How Many Liquid States Can Water Exist In? More Than One, Finds Breakthrough Study

Scientists were able to successfully demonstrate that supercooled water could exist in two liquid states

Water is the essence of life. Without its existence, nearly all living organisms on Earth would perish. Mankind has continued to learn about its properties for millennia. However, there is much more to water than what is known. It can exist in two liquid states, and not just one.

In a study published in the journal Science, researchers established through experiments and computer simulations that super-cooled water undergoes a transformation from high-density to low-density states under the right conditions. The existence of water in double liquid states can explain many of its characteristics such as its response to changes in temperature and pressure that are wholly varied from other known liquids.

An All-pervasive Element

Being one of the most abundant substances on Earth and a universal solvent, water plays a crucial and rudimentary role in several areas such as material science, climate, biochemistry, cryobiology, and cryopreservation. It also plays an integral part in numerous industrial processes, where it serves as a reactant, product, impurity, or solvent.

Water (Representational Picture) Pxfuel

Prof. Nicolas Giovambattista, co-author of the study, stated that the potential presence of water in two different states was proposed nearly 30 years ago. Theoretical simulations have suggested intensely supercooled water transitions from high- and low-density forms. However, experimental study of the transition has been a challenge as it takes place under conditions where the crystallization of ice is exceedingly quick.

"This counterintuitive hypothesis has been one of the most important questions in the chemistry and physics of water, and a controversial scenario since its beginnings. This is because experiments that can access the two liquid states in water have been very challenging due to the apparently unavoidable ice formation at the conditions where the two liquids should exist," explained Giovambattista, in a statement.

Seeking the Two Liquid States of Water

For the study, the team prepared samples of supercooled liquid water by employing a combination of x-ray lasers for rapid structure determination along with infrared pulses to rapidly heat shapeless ice layers that were formed at approximately -73 C (around 200 K). The heating process resulted in the creation of high-density liquid water at elevated pressures.

Ice Crystals
Ice Crystals (Representational Picture) Pxfuel

While the layer expanded and underwent decompression, low-density liquid water was formed and increased on time scales between 20 nanoseconds and 3 microseconds.
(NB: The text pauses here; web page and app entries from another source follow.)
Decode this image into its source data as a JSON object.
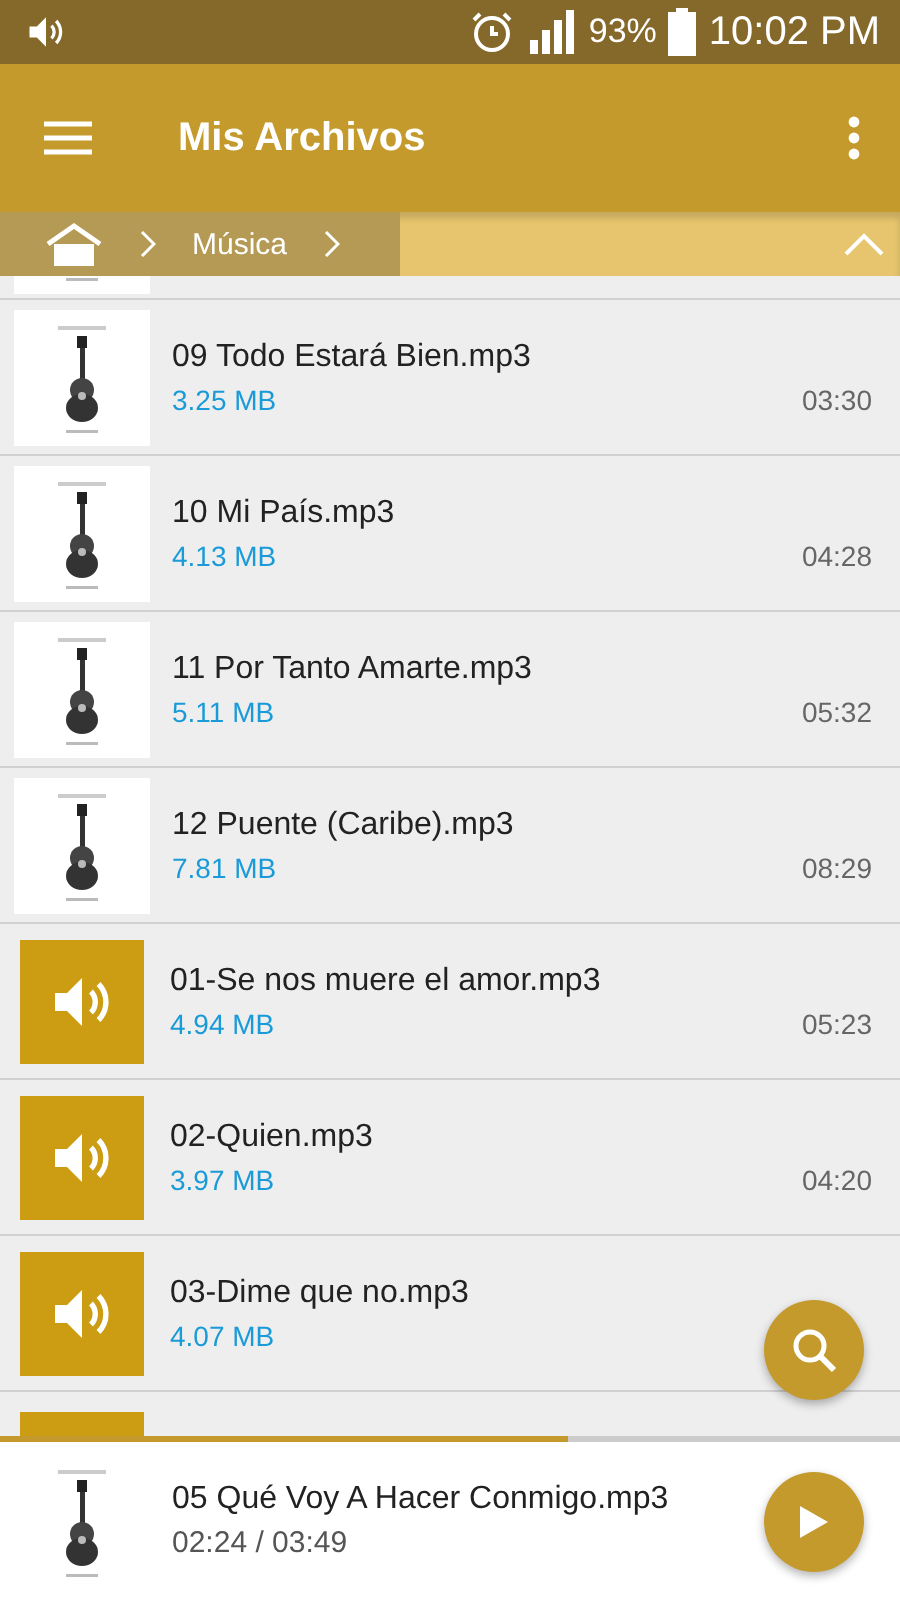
{
  "status_bar": {
    "battery": "93%",
    "time": "10:02 PM"
  },
  "app_bar": {
    "title": "Mis Archivos"
  },
  "breadcrumb": {
    "items": [
      "Música"
    ]
  },
  "files": [
    {
      "kind": "album",
      "cut_off": true
    },
    {
      "kind": "album",
      "name": "09 Todo Estará Bien.mp3",
      "size": "3.25 MB",
      "duration": "03:30"
    },
    {
      "kind": "album",
      "name": "10 Mi País.mp3",
      "size": "4.13 MB",
      "duration": "04:28"
    },
    {
      "kind": "album",
      "name": "11 Por Tanto Amarte.mp3",
      "size": "5.11 MB",
      "duration": "05:32"
    },
    {
      "kind": "album",
      "name": "12 Puente (Caribe).mp3",
      "size": "7.81 MB",
      "duration": "08:29"
    },
    {
      "kind": "audio",
      "name": "01-Se nos muere el amor.mp3",
      "size": "4.94 MB",
      "duration": "05:23"
    },
    {
      "kind": "audio",
      "name": "02-Quien.mp3",
      "size": "3.97 MB",
      "duration": "04:20"
    },
    {
      "kind": "audio",
      "name": "03-Dime que no.mp3",
      "size": "4.07 MB"
    },
    {
      "kind": "audio",
      "cut_off": true
    }
  ],
  "player": {
    "title": "05 Qué Voy A Hacer Conmigo.mp3",
    "time": "02:24 / 03:49",
    "level": 0.63
  }
}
The density of the two liquids was found to differ by 20 percent and the exhibited properties were different as well.

Additionally, computer simulations were also performed by the team. This facilitated the easier interpretation of results as the experiment itself was incredibly complex, and some of the observables were not obtainable during the experiment.

Proving A Long-held Theory

Two Liquid States of Water
The above graphic offers a conceptual view of how water can exist in two liquid states separated by a thin interface. The bottom liquid is more dense than the one on top, because it is composed of water molecules that are more cosely packed. Jerker Lokrantz and Anders Nilsson

The results of the study suggest that the dynamics of these two processes provide the necessary evidence to establish that liquid-liquid transition can occur in supercooled water. The findings also imply that under ideal conditions, water must able to exist like two immiscible liquids that are separated by a fine interface, much like how oil and water co-exist.

Therefore, water's uncommon characteristic of being present in two liquid states can have a profound effect on various engineering and scientific applications. "It remains an open question how the presence of two liquids may affect the behavior of aqueous solutions in general, and in particular, how the two liquids may affect biomolecules in aqueous environments. This motivates further studies in the search for potential applications," concluded Giovambattista.